:: Action item ::
All the data should be printed again exactly as written.

:: Extracted information ::
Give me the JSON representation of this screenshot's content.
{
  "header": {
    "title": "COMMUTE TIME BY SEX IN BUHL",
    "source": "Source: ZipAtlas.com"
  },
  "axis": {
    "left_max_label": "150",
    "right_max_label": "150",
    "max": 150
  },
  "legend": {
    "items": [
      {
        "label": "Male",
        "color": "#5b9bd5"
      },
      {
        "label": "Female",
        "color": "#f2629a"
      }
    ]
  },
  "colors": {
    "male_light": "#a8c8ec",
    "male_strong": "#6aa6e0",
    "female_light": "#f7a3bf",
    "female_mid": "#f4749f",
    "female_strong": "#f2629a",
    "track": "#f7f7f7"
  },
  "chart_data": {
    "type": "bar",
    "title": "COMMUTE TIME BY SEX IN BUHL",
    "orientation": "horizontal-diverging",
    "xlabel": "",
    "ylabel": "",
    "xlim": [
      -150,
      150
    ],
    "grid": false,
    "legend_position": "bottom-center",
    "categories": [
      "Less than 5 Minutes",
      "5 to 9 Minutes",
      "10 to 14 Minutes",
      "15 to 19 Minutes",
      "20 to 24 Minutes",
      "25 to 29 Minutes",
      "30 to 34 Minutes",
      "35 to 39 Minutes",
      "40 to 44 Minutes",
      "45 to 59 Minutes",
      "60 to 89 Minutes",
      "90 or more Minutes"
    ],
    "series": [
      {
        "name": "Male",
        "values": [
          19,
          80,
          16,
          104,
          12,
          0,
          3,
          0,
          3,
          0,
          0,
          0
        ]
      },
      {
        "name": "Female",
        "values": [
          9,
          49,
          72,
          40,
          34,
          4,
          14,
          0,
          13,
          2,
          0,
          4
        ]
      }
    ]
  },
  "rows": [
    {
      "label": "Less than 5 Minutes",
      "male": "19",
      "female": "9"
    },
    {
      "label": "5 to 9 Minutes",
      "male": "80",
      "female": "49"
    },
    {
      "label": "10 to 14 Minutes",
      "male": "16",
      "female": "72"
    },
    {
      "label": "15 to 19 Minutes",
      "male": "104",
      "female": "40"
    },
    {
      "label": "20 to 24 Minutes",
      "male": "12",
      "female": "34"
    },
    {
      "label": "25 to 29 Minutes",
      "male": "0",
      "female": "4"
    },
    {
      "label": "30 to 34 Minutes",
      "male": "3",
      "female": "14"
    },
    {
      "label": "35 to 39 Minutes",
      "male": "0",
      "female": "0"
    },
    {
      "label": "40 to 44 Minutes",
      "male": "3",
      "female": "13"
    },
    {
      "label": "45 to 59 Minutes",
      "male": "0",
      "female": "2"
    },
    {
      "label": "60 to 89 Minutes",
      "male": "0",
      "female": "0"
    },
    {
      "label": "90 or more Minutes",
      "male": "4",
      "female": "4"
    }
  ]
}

:: Worked solution ::
Give me the JSON representation of this screenshot's content.
{
  "header": {
    "title": "COMMUTE TIME BY SEX IN BUHL",
    "source": "Source: ZipAtlas.com"
  },
  "axis": {
    "left_max_label": "150",
    "right_max_label": "150",
    "max": 150
  },
  "legend": {
    "items": [
      {
        "label": "Male",
        "color": "#5b9bd5"
      },
      {
        "label": "Female",
        "color": "#f2629a"
      }
    ]
  },
  "colors": {
    "male_light": "#a8c8ec",
    "male_strong": "#6aa6e0",
    "female_light": "#f7a3bf",
    "female_mid": "#f4749f",
    "female_strong": "#f2629a",
    "track": "#f7f7f7"
  },
  "chart_data": {
    "type": "bar",
    "title": "COMMUTE TIME BY SEX IN BUHL",
    "orientation": "horizontal-diverging",
    "xlabel": "",
    "ylabel": "",
    "xlim": [
      -150,
      150
    ],
    "grid": false,
    "legend_position": "bottom-center",
    "categories": [
      "Less than 5 Minutes",
      "5 to 9 Minutes",
      "10 to 14 Minutes",
      "15 to 19 Minutes",
      "20 to 24 Minutes",
      "25 to 29 Minutes",
      "30 to 34 Minutes",
      "35 to 39 Minutes",
      "40 to 44 Minutes",
      "45 to 59 Minutes",
      "60 to 89 Minutes",
      "90 or more Minutes"
    ],
    "series": [
      {
        "name": "Male",
        "values": [
          19,
          80,
          16,
          104,
          12,
          0,
          3,
          0,
          3,
          0,
          0,
          0
        ]
      },
      {
        "name": "Female",
        "values": [
          9,
          49,
          72,
          40,
          34,
          4,
          14,
          0,
          13,
          2,
          0,
          4
        ]
      }
    ]
  },
  "rows": [
    {
      "label": "Less than 5 Minutes",
      "male": "19",
      "female": "9"
    },
    {
      "label": "5 to 9 Minutes",
      "male": "80",
      "female": "49"
    },
    {
      "label": "10 to 14 Minutes",
      "male": "16",
      "female": "72"
    },
    {
      "label": "15 to 19 Minutes",
      "male": "104",
      "female": "40"
    },
    {
      "label": "20 to 24 Minutes",
      "male": "12",
      "female": "34"
    },
    {
      "label": "25 to 29 Minutes",
      "male": "0",
      "female": "4"
    },
    {
      "label": "30 to 34 Minutes",
      "male": "3",
      "female": "14"
    },
    {
      "label": "35 to 39 Minutes",
      "male": "0",
      "female": "0"
    },
    {
      "label": "40 to 44 Minutes",
      "male": "3",
      "female": "13"
    },
    {
      "label": "45 to 59 Minutes",
      "male": "0",
      "female": "2"
    },
    {
      "label": "60 to 89 Minutes",
      "male": "0",
      "female": "0"
    },
    {
      "label": "90 or more Minutes",
      "male": "4",
      "female": "4"
    }
  ]
}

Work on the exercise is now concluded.